Thompson testified that on January 7, 1907, he sold to Eversole the property in question, part of which was owned by himself and part by his wife, and that on that date he gave to Eversole a title bond acknowledged by himself and wife. The title bond, however, is not in the record, and it does not appear what disposition was made of it, as Eversole says he never received it. Thompson further said that on January 19, 1907, when Eversole paid the $ 500, he gave him the bond before mentioned. That he did not know until he received the letter from Eversole in 1910 that he would not take the property, the possession of which he had had from the time of the sale in January, [***6] 1907, and that Eversole and never demanded a deed from him.
With the record in this condition the court adjudged that Eversole should recover of Thompson $ 500, with interest from January 19, 1907. He further charged Eversole with $ 486 for rent, subject to a credit of $ 235 for repairs, insurance and taxes, leaving a balance due on rent of $ 251, which he directed to be credited on the judgment for $ 500 as of January 19, 1907.
[*839] From this judgment Thompson appeals, insisting that he should have specific performance of the contract he claims to have made with Eversole. Or, in other words, a judgment for $ 2,500, and interest, to be credited by $ 500.
It will be observed that the title to the property sold to Eversole was in Thompson and his wife. And it will be further noticed that Thompson testifies that he and his wife, [**167] on January 7, 1907, executed and delivered to Eversole a title bond for this property, which was acknowledged by his wife, while Eversole denies that he ever received any title bond or any writing except a bond of indemnity. Thus, according to the evidence of Thompson, the purchase and sale was evidenced by a writing, while, according to [***7] Eversole, the contract was verbal.
Upon the issue as to whether a title bond was executed, we think the burden of proof was on Thompson and that he failed to make out his case. To enforce specific performance of the contract it was necessary that Thompson should show that a written contract had been entered into, and when this was denied, he assumed the burden of showing the fact of the execution and delivery of the contract. If such a contract had been executed in the manner Thompson states, he should have shown it by the officer who took the acknowledgment of his wife or by other witnesses or circumstances, but his statement that it was executed is not supported by any other evidence or any other circumstances.
It is, however, now insisted in his behalf that the bond given to Eversole on January 19th is a sufficient memorandum of the contract to support the action of Thompson for specific performance.

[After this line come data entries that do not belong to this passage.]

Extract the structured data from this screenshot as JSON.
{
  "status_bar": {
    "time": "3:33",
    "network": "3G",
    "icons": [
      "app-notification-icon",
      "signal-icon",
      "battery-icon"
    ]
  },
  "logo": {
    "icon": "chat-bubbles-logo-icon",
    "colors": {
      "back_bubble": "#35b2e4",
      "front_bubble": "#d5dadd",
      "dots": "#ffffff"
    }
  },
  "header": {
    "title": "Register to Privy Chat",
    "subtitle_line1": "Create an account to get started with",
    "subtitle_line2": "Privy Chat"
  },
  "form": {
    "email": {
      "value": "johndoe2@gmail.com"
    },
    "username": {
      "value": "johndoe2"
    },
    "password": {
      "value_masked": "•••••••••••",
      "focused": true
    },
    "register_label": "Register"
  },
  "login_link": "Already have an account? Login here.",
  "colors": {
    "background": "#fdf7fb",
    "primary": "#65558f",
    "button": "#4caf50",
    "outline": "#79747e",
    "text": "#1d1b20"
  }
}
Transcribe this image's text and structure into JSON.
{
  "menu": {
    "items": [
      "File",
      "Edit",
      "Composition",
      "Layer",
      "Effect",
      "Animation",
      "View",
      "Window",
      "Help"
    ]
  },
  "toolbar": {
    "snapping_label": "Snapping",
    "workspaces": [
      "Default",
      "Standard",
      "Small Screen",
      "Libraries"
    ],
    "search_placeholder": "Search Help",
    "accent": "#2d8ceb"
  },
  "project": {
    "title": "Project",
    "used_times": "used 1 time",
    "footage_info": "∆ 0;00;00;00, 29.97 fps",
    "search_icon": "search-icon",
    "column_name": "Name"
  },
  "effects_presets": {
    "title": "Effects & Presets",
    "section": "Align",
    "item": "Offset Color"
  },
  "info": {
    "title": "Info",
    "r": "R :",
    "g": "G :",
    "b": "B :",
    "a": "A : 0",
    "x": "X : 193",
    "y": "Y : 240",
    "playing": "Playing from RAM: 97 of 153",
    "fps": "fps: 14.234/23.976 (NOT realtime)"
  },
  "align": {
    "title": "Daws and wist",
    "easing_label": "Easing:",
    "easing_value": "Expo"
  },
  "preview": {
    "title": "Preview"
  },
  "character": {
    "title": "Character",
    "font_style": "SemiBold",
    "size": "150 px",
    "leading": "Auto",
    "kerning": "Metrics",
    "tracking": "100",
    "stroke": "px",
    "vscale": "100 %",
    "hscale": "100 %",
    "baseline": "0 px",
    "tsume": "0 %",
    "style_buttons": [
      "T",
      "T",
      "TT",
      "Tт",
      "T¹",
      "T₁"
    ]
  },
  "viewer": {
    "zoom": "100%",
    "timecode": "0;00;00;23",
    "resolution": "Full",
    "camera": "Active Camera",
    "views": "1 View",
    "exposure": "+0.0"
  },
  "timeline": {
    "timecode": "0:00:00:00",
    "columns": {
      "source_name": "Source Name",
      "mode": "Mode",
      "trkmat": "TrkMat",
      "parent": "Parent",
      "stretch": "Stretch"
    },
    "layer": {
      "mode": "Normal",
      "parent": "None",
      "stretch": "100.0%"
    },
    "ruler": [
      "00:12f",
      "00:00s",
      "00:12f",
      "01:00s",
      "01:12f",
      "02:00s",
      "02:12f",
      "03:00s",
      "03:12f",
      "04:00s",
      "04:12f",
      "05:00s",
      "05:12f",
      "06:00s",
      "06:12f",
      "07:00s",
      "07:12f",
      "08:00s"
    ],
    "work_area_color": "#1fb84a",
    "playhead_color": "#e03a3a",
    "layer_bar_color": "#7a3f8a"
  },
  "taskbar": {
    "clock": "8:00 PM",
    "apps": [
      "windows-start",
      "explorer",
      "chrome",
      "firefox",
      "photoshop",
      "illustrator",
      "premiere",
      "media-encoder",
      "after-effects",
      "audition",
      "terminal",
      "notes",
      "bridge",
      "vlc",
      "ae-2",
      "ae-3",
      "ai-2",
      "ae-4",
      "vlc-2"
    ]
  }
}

Without expressing any opinion as to the sufficiency of this writing for the purpose indicated, we think it a sufficient answer to the argument of counsel to say that Thompson did not in his pleading or indeed in his evidence set up this bond as evidencing the contract he had with [***8] Eversole. He did not in any manner or form rely on this paper as constituting the contract between them, and this being so, he cannot avail himself in this court of any rights that this bond might have given him. If he wanted to depend on this bond as evidencing the contract, he should have set it up in the lower court as a basis of his cause of action.
[*840] Under the circumstances, we think the court adopted the proper method of settling this controversy by treating the contract between the parties as verbal and adjusting their rights on equitable principles.
The judgment is affirmed.